Looking for a home to rent? Don’t worry – you’re not the only one
This is a legacy post from the findaproperty.com blog which is now maintained as an archive within the Zoopla blog. Links have been preserved.
If you’re one of the army of people who’ve been looking for a new home to rent recently, then the latest news from the Association of Residential Rental Agents (or ARLA for short) won’t come as a surprise.
What they’ve found, and you no doubt already know, is that there’s been an increase in the number of people on the hunt for a rental home. Specifically, ARLA asked its members – who are all residential letting agents – about demand and found that 74 per cent of them had more prospective tenants than homes to let over the past three months.
Two years ago, they asked a similar question, but found only 10 per cent of letting agents had an over-supply of would-be tenants.
“There is a clear shortage of homes to buy in the UK,” says ARLA’s Ian Potter. “Faced with this, many people are turning to rental homes as a more flexible option than buying; yet as our research highlights that the dearth of properties is just as real in the private rented sector and is showing no signs of improvement.”
One thing is for sure: the rental market is going through a crazy period at the moment and ARLA’s findings chime with FindaProperty.com’s own research into the sector.
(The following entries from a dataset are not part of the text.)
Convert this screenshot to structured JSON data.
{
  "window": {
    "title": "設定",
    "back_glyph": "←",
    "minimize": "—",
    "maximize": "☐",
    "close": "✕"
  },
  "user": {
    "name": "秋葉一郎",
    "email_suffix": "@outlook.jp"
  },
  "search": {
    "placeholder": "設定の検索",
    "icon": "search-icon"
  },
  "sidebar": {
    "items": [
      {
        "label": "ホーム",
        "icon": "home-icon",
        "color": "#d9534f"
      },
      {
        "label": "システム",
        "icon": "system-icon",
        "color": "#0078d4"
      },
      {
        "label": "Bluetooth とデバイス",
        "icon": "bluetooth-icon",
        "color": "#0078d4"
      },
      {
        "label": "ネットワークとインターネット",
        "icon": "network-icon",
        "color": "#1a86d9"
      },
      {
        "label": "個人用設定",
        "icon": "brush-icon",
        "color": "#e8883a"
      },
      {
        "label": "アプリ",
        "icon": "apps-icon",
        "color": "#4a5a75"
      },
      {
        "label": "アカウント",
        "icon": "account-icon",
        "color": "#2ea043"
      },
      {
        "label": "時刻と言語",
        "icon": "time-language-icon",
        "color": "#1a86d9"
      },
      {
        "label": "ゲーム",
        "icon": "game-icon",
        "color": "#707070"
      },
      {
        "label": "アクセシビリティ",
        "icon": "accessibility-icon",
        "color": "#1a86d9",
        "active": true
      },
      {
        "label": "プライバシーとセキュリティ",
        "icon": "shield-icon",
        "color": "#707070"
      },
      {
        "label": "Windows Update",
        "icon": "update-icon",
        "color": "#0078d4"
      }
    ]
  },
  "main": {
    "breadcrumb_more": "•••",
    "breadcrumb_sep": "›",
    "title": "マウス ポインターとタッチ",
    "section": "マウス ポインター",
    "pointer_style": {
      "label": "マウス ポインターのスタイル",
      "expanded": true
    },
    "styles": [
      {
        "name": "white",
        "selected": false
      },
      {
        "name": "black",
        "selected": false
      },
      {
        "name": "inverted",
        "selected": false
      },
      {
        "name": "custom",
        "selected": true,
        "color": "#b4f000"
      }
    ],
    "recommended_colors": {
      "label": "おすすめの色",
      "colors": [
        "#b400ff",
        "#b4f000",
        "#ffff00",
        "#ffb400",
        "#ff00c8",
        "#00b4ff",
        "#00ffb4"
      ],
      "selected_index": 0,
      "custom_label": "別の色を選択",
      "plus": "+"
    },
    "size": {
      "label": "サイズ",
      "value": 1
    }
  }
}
Next week, we’ll release our own quarterly Rental Index showing just that. What we can say now is that although the number of homes available to rent has recently risen slightly, demand is dramatically exceeding supply and therefore rents are rising very fast. For example asking rents in London up are up 15 per cent year on year.
And at the moment, it looks like this trend will continue. As more first-time buyers find themselves renting for longer while they save up a deposit to buy, so rental prices will continue to rise as competition becomes more intense. On the plus side, the strong yields are luring more buy-to-let investors back into the market so that’s why supply of rented properties is increasing.